- **Supplied information**:
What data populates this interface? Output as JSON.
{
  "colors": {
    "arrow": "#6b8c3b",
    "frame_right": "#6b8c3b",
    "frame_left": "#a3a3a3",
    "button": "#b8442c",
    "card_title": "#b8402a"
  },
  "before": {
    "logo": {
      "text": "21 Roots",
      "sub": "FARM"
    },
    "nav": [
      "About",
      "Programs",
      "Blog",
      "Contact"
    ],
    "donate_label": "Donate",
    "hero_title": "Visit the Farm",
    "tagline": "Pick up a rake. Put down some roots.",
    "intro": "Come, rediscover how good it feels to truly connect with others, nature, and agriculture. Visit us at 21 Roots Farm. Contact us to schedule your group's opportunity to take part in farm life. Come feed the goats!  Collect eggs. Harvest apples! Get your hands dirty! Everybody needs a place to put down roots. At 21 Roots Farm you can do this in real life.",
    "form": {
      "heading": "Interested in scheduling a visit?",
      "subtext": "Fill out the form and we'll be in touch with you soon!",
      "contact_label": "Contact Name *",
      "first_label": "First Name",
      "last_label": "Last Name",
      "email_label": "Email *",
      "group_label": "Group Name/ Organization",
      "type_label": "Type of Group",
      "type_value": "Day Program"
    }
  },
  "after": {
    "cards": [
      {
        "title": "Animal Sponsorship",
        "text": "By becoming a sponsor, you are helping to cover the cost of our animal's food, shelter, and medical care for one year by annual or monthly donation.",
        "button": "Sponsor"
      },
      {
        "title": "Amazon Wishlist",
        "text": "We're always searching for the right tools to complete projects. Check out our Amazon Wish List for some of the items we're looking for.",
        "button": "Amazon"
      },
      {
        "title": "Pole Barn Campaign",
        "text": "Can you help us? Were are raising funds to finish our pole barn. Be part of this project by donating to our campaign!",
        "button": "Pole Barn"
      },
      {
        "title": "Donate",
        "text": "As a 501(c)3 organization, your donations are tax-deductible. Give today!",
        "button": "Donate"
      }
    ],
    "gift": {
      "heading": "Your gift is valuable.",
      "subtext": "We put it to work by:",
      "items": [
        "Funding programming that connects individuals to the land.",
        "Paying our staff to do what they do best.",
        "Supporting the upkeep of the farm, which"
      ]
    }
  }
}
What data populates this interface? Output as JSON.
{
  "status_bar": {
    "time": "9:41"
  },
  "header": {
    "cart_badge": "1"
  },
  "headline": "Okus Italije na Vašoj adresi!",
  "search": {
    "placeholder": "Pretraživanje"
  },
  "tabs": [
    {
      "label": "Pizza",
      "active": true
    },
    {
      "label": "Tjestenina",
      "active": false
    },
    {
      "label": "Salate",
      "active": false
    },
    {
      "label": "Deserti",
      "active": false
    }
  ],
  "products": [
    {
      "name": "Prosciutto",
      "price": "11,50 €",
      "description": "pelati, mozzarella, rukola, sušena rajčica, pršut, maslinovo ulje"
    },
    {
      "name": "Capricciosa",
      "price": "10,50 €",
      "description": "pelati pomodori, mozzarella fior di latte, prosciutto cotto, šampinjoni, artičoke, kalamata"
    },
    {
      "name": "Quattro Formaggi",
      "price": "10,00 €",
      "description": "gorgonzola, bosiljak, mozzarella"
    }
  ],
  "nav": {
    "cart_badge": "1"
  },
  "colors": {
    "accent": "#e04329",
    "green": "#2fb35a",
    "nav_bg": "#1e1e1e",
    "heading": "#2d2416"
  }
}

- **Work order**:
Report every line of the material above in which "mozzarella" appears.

- **Result of this exercise**:
      "description": "pelati, mozzarella, rukola, sušena rajčica, pršut, maslinovo ulje"
      "description": "pelati pomodori, mozzarella fior di latte, prosciutto cotto, šampinjoni, artičoke, kalamata"
      "description": "gorgonzola, bosiljak, mozzarella"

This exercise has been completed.